Everywhere you turn, there are families and children running from activity to activity, and complaining of lack of sleep. Participating in many groups, organizations, and activities can make a life fulfilling; I would argue any day of the week that all of my involvements over the years have shaped me into who I am, and have given me some of the best experiences of my life. But, I am also someone who has trouble saying, "No" (though I'm getting better at it). I want to do it all, and sometimes, it's simply too much.
If you find yourself waking up exhausted and spending your limited energy prying your eyes open, like I have done so many mornings, you may want to rethink your schedule. While I am mildly annoyed that my body requires so much sleep to feel rested and to function at its highest capacity, I admit, and believe, that it is important. If participating in more activities is getting in the way of your ability to rest, it is likely that you're not performing to your highest potential; and that just seems like a sad waste. (Check back later to read about my feelings on exploiting and exploring potential).

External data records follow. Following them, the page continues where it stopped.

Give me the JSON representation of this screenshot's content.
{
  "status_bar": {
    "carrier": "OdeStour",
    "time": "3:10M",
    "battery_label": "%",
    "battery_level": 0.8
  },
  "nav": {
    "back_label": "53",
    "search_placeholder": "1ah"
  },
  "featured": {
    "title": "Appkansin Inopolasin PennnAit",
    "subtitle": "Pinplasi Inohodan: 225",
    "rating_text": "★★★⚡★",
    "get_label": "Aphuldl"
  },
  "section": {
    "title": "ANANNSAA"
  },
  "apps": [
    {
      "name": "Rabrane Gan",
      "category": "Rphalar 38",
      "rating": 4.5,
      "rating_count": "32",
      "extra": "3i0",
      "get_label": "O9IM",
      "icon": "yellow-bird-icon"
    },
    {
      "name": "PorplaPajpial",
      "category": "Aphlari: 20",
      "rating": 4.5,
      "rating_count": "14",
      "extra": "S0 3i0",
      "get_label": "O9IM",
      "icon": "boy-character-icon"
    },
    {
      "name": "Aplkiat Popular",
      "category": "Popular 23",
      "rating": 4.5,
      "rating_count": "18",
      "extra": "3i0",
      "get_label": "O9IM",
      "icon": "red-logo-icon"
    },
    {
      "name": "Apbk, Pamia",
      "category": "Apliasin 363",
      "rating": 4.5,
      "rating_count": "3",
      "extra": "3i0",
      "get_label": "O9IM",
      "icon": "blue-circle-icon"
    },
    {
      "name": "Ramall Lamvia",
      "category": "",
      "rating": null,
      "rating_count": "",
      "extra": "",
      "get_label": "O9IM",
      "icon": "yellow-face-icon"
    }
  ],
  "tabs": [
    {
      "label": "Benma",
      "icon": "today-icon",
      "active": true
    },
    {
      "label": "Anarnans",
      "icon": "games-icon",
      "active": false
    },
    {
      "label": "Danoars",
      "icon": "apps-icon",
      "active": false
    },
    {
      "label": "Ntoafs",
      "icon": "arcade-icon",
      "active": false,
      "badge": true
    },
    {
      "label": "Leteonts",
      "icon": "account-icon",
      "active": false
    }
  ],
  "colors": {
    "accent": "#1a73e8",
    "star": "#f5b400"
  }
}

Rather than stretching yourself too thin, it is better to participate in a handful of activities that are most meaningful to you, and out of which you derive the most joy. "Take out the trash" as Dr. Jarrod Spencer (Mind of the Athlete) said, when he lectured at Hamilton one night this past spring. This is an idea has stuck with me ever since his visit. It means, essentially, get rid of the extras. Clear out what isn't important to you. Then, you can spend your time and energy working to be the best you can be at the those things that mean the most to you. Not only will your mind be clearer and less stressed about everything else you have to do when you're doing one task, but you will be able to complete that task to a higher capacity and at a higher quality. The extra time gained from shaving off less important tasks here and there, can be reallocated to your most meaningful projects and to sleep to recover from all of the activity. It may feel odd that while you "got rid of" some activities, you do not have more free time. But, quantity of time available is not always the most important thing; quantity of time, how you use it, and what you create with it are arguably, even more important.
It's easier said than done, but try: ook at your life and determine what is "extra," and start living more rested, richer, fuller lives.